►
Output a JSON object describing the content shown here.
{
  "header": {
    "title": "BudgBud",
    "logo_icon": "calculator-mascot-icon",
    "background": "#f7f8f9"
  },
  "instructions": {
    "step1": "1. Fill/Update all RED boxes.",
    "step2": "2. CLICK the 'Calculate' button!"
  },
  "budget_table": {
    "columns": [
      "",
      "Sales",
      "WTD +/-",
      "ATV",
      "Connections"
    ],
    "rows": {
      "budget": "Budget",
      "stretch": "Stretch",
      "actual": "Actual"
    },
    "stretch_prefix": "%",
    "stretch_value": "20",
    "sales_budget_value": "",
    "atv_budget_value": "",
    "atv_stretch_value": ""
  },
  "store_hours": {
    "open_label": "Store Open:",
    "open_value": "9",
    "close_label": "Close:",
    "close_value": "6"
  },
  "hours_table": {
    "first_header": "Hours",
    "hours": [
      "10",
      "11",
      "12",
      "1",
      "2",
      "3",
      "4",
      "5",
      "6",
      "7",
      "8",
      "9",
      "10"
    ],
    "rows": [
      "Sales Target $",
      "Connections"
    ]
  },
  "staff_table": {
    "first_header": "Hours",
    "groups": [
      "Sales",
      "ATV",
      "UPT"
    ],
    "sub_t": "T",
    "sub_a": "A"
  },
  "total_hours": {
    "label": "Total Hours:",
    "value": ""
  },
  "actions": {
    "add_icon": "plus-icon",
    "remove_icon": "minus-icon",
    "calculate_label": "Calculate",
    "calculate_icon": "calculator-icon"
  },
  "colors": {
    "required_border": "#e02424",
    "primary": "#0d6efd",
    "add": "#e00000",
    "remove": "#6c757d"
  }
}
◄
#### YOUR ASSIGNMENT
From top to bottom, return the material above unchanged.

#### SOLVED EXERCISE
Output a JSON object describing the content shown here.
{
  "header": {
    "title": "BudgBud",
    "logo_icon": "calculator-mascot-icon",
    "background": "#f7f8f9"
  },
  "instructions": {
    "step1": "1. Fill/Update all RED boxes.",
    "step2": "2. CLICK the 'Calculate' button!"
  },
  "budget_table": {
    "columns": [
      "",
      "Sales",
      "WTD +/-",
      "ATV",
      "Connections"
    ],
    "rows": {
      "budget": "Budget",
      "stretch": "Stretch",
      "actual": "Actual"
    },
    "stretch_prefix": "%",
    "stretch_value": "20",
    "sales_budget_value": "",
    "atv_budget_value": "",
    "atv_stretch_value": ""
  },
  "store_hours": {
    "open_label": "Store Open:",
    "open_value": "9",
    "close_label": "Close:",
    "close_value": "6"
  },
  "hours_table": {
    "first_header": "Hours",
    "hours": [
      "10",
      "11",
      "12",
      "1",
      "2",
      "3",
      "4",
      "5",
      "6",
      "7",
      "8",
      "9",
      "10"
    ],
    "rows": [
      "Sales Target $",
      "Connections"
    ]
  },
  "staff_table": {
    "first_header": "Hours",
    "groups": [
      "Sales",
      "ATV",
      "UPT"
    ],
    "sub_t": "T",
    "sub_a": "A"
  },
  "total_hours": {
    "label": "Total Hours:",
    "value": ""
  },
  "actions": {
    "add_icon": "plus-icon",
    "remove_icon": "minus-icon",
    "calculate_label": "Calculate",
    "calculate_icon": "calculator-icon"
  },
  "colors": {
    "required_border": "#e02424",
    "primary": "#0d6efd",
    "add": "#e00000",
    "remove": "#6c757d"
  }
}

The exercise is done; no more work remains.